*EXERCISE DIRECTIONS*.
Leave every picture out and write out the records below exactly.

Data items
------------------------------------------------

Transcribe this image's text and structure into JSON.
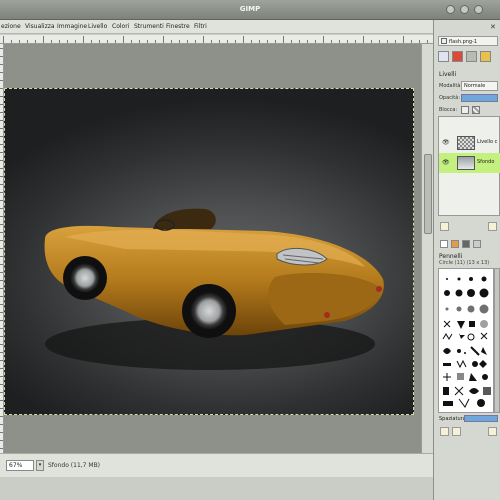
{
  "window": {
    "title": "GIMP"
  },
  "menubar": {
    "items": [
      "ezione",
      "Visualizza",
      "Immagine",
      "Livello",
      "Colori",
      "Strumenti",
      "Finestre",
      "Filtri"
    ]
  },
  "statusbar": {
    "zoom": "67%",
    "unit_arrow": "▾",
    "status": "Sfondo (11,7 MB)"
  },
  "dock": {
    "image_name": "flash.png-1",
    "layers_title": "Livelli",
    "mode_label": "Modalità:",
    "mode_value": "Normale",
    "opacity_label": "Opacità:",
    "lock_label": "Blocca:",
    "layers": [
      {
        "name": "Livello c",
        "visible": true,
        "active": false
      },
      {
        "name": "Sfondo",
        "visible": true,
        "active": true
      }
    ],
    "brushes_title": "Pennelli",
    "brush_name": "Circle (11) (13 x 13)",
    "spacing_label": "Spaziatura"
  },
  "colors": {
    "accent_active_layer": "#c3f07e",
    "slider_blue": "#6fa7dd",
    "car_body": "#b8801e"
  },
  "icons": [
    "close-icon",
    "eye-icon",
    "lock-pixels-icon",
    "lock-alpha-icon",
    "new-layer-icon",
    "brush-thumbnail-icon"
  ]
}
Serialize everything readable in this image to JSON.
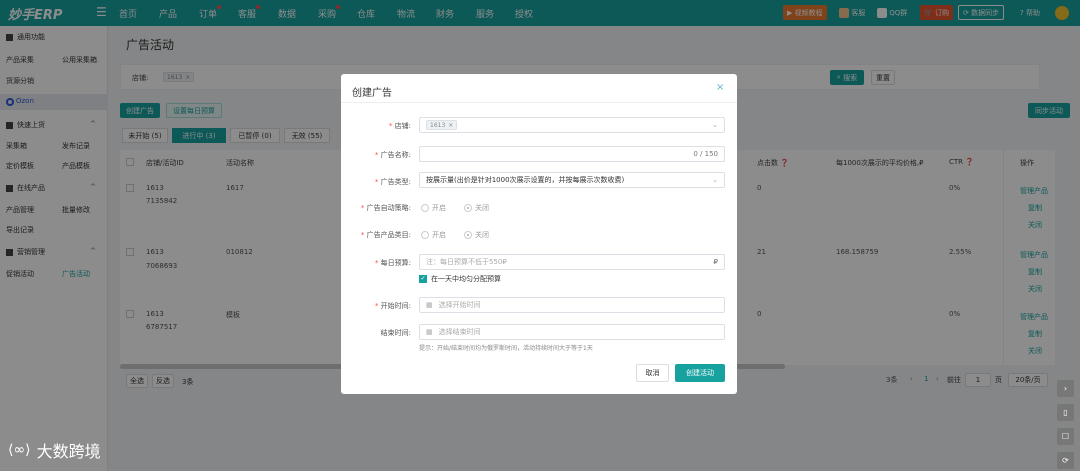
{
  "topnav": {
    "logo": "妙手ERP",
    "items": [
      {
        "label": "首页",
        "dot": false
      },
      {
        "label": "产品",
        "dot": false
      },
      {
        "label": "订单",
        "dot": true
      },
      {
        "label": "客服",
        "dot": true
      },
      {
        "label": "数据",
        "dot": false
      },
      {
        "label": "采购",
        "dot": true
      },
      {
        "label": "仓库",
        "dot": false
      },
      {
        "label": "物流",
        "dot": false
      },
      {
        "label": "财务",
        "dot": false
      },
      {
        "label": "服务",
        "dot": false
      },
      {
        "label": "授权",
        "dot": false
      }
    ],
    "right": {
      "video": "视频教程",
      "service": "客服",
      "qq": "QQ群",
      "subscribe": "订购",
      "sync": "数据同步",
      "help": "帮助"
    }
  },
  "sidebar": {
    "common": "通用功能",
    "row1": [
      "产品采集",
      "公用采集箱"
    ],
    "row2": "货源分销",
    "platform": "Ozon",
    "sections": [
      {
        "title": "快速上货",
        "rows": [
          [
            "采集箱",
            "发布记录"
          ],
          [
            "定价模板",
            "产品模板"
          ]
        ]
      },
      {
        "title": "在线产品",
        "rows": [
          [
            "产品管理",
            "批量修改"
          ],
          [
            "导出记录"
          ]
        ]
      },
      {
        "title": "营销管理",
        "rows": [
          [
            "促销活动",
            "广告活动"
          ]
        ]
      }
    ]
  },
  "page": {
    "title": "广告活动",
    "filter": {
      "store_label": "店铺:",
      "store_tag": "1613",
      "search": "搜索",
      "reset": "重置"
    },
    "actions": {
      "create": "创建广告",
      "daily": "设置每日预算",
      "sync": "同步活动"
    },
    "tabs": [
      "未开始 (5)",
      "进行中 (3)",
      "已暂停 (0)",
      "无效 (55)"
    ],
    "headers": {
      "store": "店铺/活动ID",
      "name": "活动名称",
      "clicks": "点击数",
      "avg": "每1000次展示的平均价格,₽",
      "ctr": "CTR",
      "op": "操作"
    },
    "rows": [
      {
        "store": "1613",
        "id": "7135842",
        "name": "1617",
        "clicks": "0",
        "avg": "",
        "ctr": "0%"
      },
      {
        "store": "1613",
        "id": "7068693",
        "name": "010812",
        "clicks": "21",
        "avg": "168.158759",
        "ctr": "2.55%"
      },
      {
        "store": "1613",
        "id": "6787517",
        "name": "模板",
        "clicks": "0",
        "avg": "",
        "ctr": "0%"
      }
    ],
    "row_ops": [
      "管理产品",
      "复制",
      "关闭"
    ],
    "footer": {
      "select_all": "全选",
      "invert": "反选",
      "count": "3条",
      "total": "3条",
      "page": "1",
      "goto": "前往",
      "goto_page": "1",
      "page_unit": "页",
      "page_size": "20条/页"
    }
  },
  "modal": {
    "title": "创建广告",
    "close": "×",
    "store": {
      "label": "店铺:",
      "tag": "1613"
    },
    "name": {
      "label": "广告名称:",
      "counter": "0 / 150"
    },
    "type": {
      "label": "广告类型:",
      "value": "按展示量(出价是针对1000次展示设置的，并按每展示次数收费)"
    },
    "auto": {
      "label": "广告自动策略:",
      "on": "开启",
      "off": "关闭"
    },
    "cat": {
      "label": "广告产品类目:",
      "on": "开启",
      "off": "关闭"
    },
    "budget": {
      "label": "每日预算:",
      "placeholder": "注：每日预算不低于550₽",
      "unit": "₽",
      "check": "在一天中均匀分配预算"
    },
    "start": {
      "label": "开始时间:",
      "placeholder": "选择开始时间"
    },
    "end": {
      "label": "结束时间:",
      "placeholder": "选择结束时间",
      "hint": "提示：开始/结束时间均为俄罗斯时间，活动持续时间大于等于1天"
    },
    "cancel": "取消",
    "submit": "创建活动"
  },
  "watermark": "大数跨境"
}
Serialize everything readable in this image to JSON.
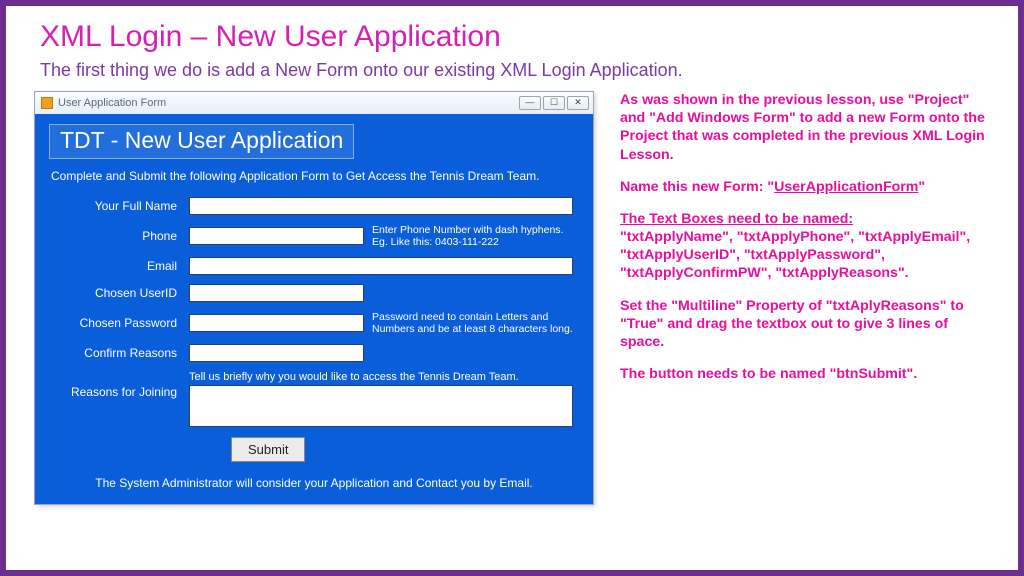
{
  "slide": {
    "title": "XML Login – New User Application",
    "subtitle": "The first thing we do is add a New Form onto our existing XML Login Application."
  },
  "window": {
    "caption": "User Application Form",
    "min": "—",
    "max": "☐",
    "close": "✕",
    "heading": "TDT - New User Application",
    "instructions": "Complete and Submit the following Application Form to Get Access the Tennis Dream Team.",
    "labels": {
      "name": "Your Full Name",
      "phone": "Phone",
      "email": "Email",
      "userid": "Chosen UserID",
      "password": "Chosen Password",
      "confirm": "Confirm Reasons",
      "reasons": "Reasons for Joining"
    },
    "hints": {
      "phone": "Enter Phone Number with dash hyphens. Eg. Like this: 0403-111-222",
      "password": "Password need to contain Letters and Numbers and be at least 8 characters long.",
      "reasons": "Tell us briefly why you would like to access the Tennis Dream Team."
    },
    "submit": "Submit",
    "footer": "The System Administrator will consider your Application and Contact you by Email."
  },
  "notes": {
    "p1": "As was shown in the previous lesson, use \"Project\" and \"Add Windows Form\" to add a new Form onto the Project that was completed in the previous XML Login Lesson.",
    "p2_prefix": "Name this new Form: \"",
    "p2_name": "UserApplicationForm",
    "p2_suffix": "\"",
    "p3_head": "The Text Boxes need to be named:",
    "p3_body": "\"txtApplyName\", \"txtApplyPhone\", \"txtApplyEmail\", \"txtApplyUserID\", \"txtApplyPassword\", \"txtApplyConfirmPW\", \"txtApplyReasons\".",
    "p4": "Set the \"Multiline\" Property of \"txtAplyReasons\" to \"True\" and drag the textbox out to give 3 lines of space.",
    "p5": "The button needs to be named \"btnSubmit\"."
  }
}
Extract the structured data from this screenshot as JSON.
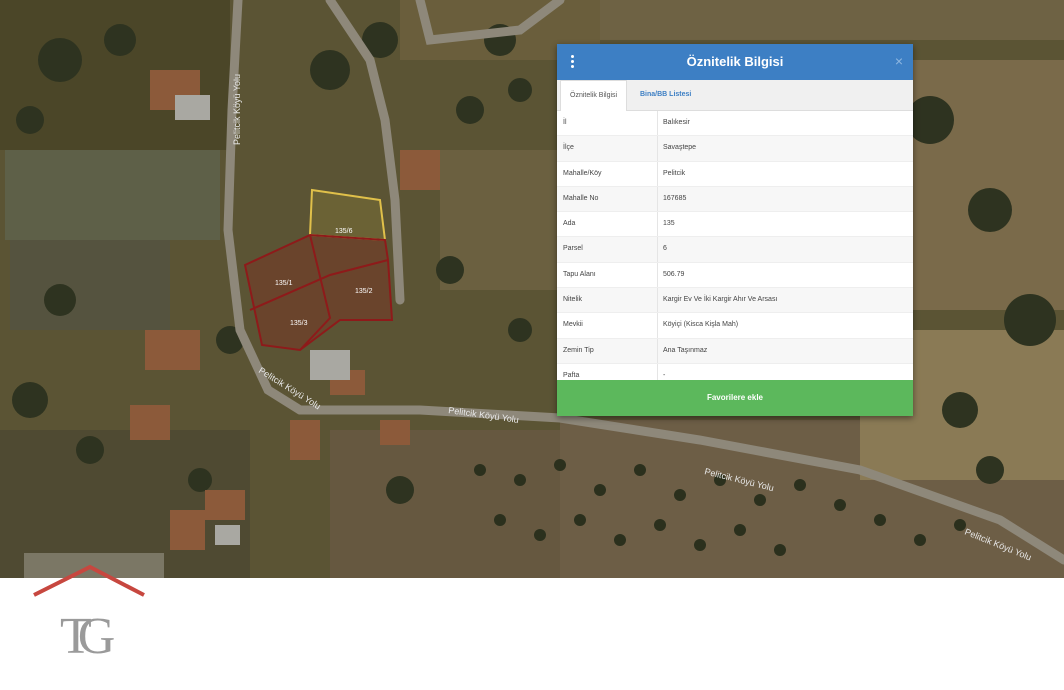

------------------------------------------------

*RESPONSE TO THIS EXERCISE*.
Transcribe this image's text and structure into JSON.
{
  "window": {
    "title": "GIMP"
  },
  "menubar": {
    "items": [
      "ezione",
      "Visualizza",
      "Immagine",
      "Livello",
      "Colori",
      "Strumenti",
      "Finestre",
      "Filtri"
    ]
  },
  "statusbar": {
    "zoom": "67%",
    "unit_arrow": "▾",
    "status": "Sfondo (11,7 MB)"
  },
  "dock": {
    "image_name": "flash.png-1",
    "layers_title": "Livelli",
    "mode_label": "Modalità:",
    "mode_value": "Normale",
    "opacity_label": "Opacità:",
    "lock_label": "Blocca:",
    "layers": [
      {
        "name": "Livello c",
        "visible": true,
        "active": false
      },
      {
        "name": "Sfondo",
        "visible": true,
        "active": true
      }
    ],
    "brushes_title": "Pennelli",
    "brush_name": "Circle (11) (13 x 13)",
    "spacing_label": "Spaziatura"
  },
  "colors": {
    "accent_active_layer": "#c3f07e",
    "slider_blue": "#6fa7dd",
    "car_body": "#b8801e"
  },
  "icons": [
    "close-icon",
    "eye-icon",
    "lock-pixels-icon",
    "lock-alpha-icon",
    "new-layer-icon",
    "brush-thumbnail-icon"
  ]
}
Serialize everything readable in this image to JSON.
{
  "topnav": {
    "logo": "妙手ERP",
    "items": [
      {
        "label": "首页",
        "dot": false
      },
      {
        "label": "产品",
        "dot": false
      },
      {
        "label": "订单",
        "dot": true
      },
      {
        "label": "客服",
        "dot": true
      },
      {
        "label": "数据",
        "dot": false
      },
      {
        "label": "采购",
        "dot": true
      },
      {
        "label": "仓库",
        "dot": false
      },
      {
        "label": "物流",
        "dot": false
      },
      {
        "label": "财务",
        "dot": false
      },
      {
        "label": "服务",
        "dot": false
      },
      {
        "label": "授权",
        "dot": false
      }
    ],
    "right": {
      "video": "视频教程",
      "service": "客服",
      "qq": "QQ群",
      "subscribe": "订购",
      "sync": "数据同步",
      "help": "帮助"
    }
  },
  "sidebar": {
    "common": "通用功能",
    "row1": [
      "产品采集",
      "公用采集箱"
    ],
    "row2": "货源分销",
    "platform": "Ozon",
    "sections": [
      {
        "title": "快速上货",
        "rows": [
          [
            "采集箱",
            "发布记录"
          ],
          [
            "定价模板",
            "产品模板"
          ]
        ]
      },
      {
        "title": "在线产品",
        "rows": [
          [
            "产品管理",
            "批量修改"
          ],
          [
            "导出记录"
          ]
        ]
      },
      {
        "title": "营销管理",
        "rows": [
          [
            "促销活动",
            "广告活动"
          ]
        ]
      }
    ]
  },
  "page": {
    "title": "广告活动",
    "filter": {
      "store_label": "店铺:",
      "store_tag": "1613",
      "search": "搜索",
      "reset": "重置"
    },
    "actions": {
      "create": "创建广告",
      "daily": "设置每日预算",
      "sync": "同步活动"
    },
    "tabs": [
      "未开始 (5)",
      "进行中 (3)",
      "已暂停 (0)",
      "无效 (55)"
    ],
    "headers": {
      "store": "店铺/活动ID",
      "name": "活动名称",
      "clicks": "点击数",
      "avg": "每1000次展示的平均价格,₽",
      "ctr": "CTR",
      "op": "操作"
    },
    "rows": [
      {
        "store": "1613",
        "id": "7135842",
        "name": "1617",
        "clicks": "0",
        "avg": "",
        "ctr": "0%"
      },
      {
        "store": "1613",
        "id": "7068693",
        "name": "010812",
        "clicks": "21",
        "avg": "168.158759",
        "ctr": "2.55%"
      },
      {
        "store": "1613",
        "id": "6787517",
        "name": "模板",
        "clicks": "0",
        "avg": "",
        "ctr": "0%"
      }
    ],
    "row_ops": [
      "管理产品",
      "复制",
      "关闭"
    ],
    "footer": {
      "select_all": "全选",
      "invert": "反选",
      "count": "3条",
      "total": "3条",
      "page": "1",
      "goto": "前往",
      "goto_page": "1",
      "page_unit": "页",
      "page_size": "20条/页"
    }
  },
  "modal": {
    "title": "创建广告",
    "close": "×",
    "store": {
      "label": "店铺:",
      "tag": "1613"
    },
    "name": {
      "label": "广告名称:",
      "counter": "0 / 150"
    },
    "type": {
      "label": "广告类型:",
      "value": "按展示量(出价是针对1000次展示设置的，并按每展示次数收费)"
    },
    "auto": {
      "label": "广告自动策略:",
      "on": "开启",
      "off": "关闭"
    },
    "cat": {
      "label": "广告产品类目:",
      "on": "开启",
      "off": "关闭"
    },
    "budget": {
      "label": "每日预算:",
      "placeholder": "注：每日预算不低于550₽",
      "unit": "₽",
      "check": "在一天中均匀分配预算"
    },
    "start": {
      "label": "开始时间:",
      "placeholder": "选择开始时间"
    },
    "end": {
      "label": "结束时间:",
      "placeholder": "选择结束时间",
      "hint": "提示：开始/结束时间均为俄罗斯时间，活动持续时间大于等于1天"
    },
    "cancel": "取消",
    "submit": "创建活动"
  },
  "watermark": "大数跨境"
}
Serialize everything readable in this image to JSON.
{
  "slide": {
    "title": "XML Login – New User Application",
    "subtitle": "The first thing we do is add a New Form onto our existing XML Login Application."
  },
  "window": {
    "caption": "User Application Form",
    "min": "—",
    "max": "☐",
    "close": "✕",
    "heading": "TDT - New User Application",
    "instructions": "Complete and Submit the following Application Form to Get Access the Tennis Dream Team.",
    "labels": {
      "name": "Your Full Name",
      "phone": "Phone",
      "email": "Email",
      "userid": "Chosen UserID",
      "password": "Chosen Password",
      "confirm": "Confirm Reasons",
      "reasons": "Reasons for Joining"
    },
    "hints": {
      "phone": "Enter Phone Number with dash hyphens. Eg. Like this: 0403-111-222",
      "password": "Password need to contain Letters and Numbers and be at least 8 characters long.",
      "reasons": "Tell us briefly why you would like to access the Tennis Dream Team."
    },
    "submit": "Submit",
    "footer": "The System Administrator will consider your Application and Contact you by Email."
  },
  "notes": {
    "p1": "As was shown in the previous lesson, use \"Project\" and \"Add Windows Form\" to add a new Form onto the Project that was completed in the previous XML Login Lesson.",
    "p2_prefix": "Name this new Form: \"",
    "p2_name": "UserApplicationForm",
    "p2_suffix": "\"",
    "p3_head": "The Text Boxes need to be named:",
    "p3_body": "\"txtApplyName\", \"txtApplyPhone\", \"txtApplyEmail\", \"txtApplyUserID\", \"txtApplyPassword\", \"txtApplyConfirmPW\", \"txtApplyReasons\".",
    "p4": "Set the \"Multiline\" Property of \"txtAplyReasons\" to \"True\" and drag the textbox out to give 3 lines of space.",
    "p5": "The button needs to be named \"btnSubmit\"."
  }
}
Extract the structured data from this screenshot as JSON.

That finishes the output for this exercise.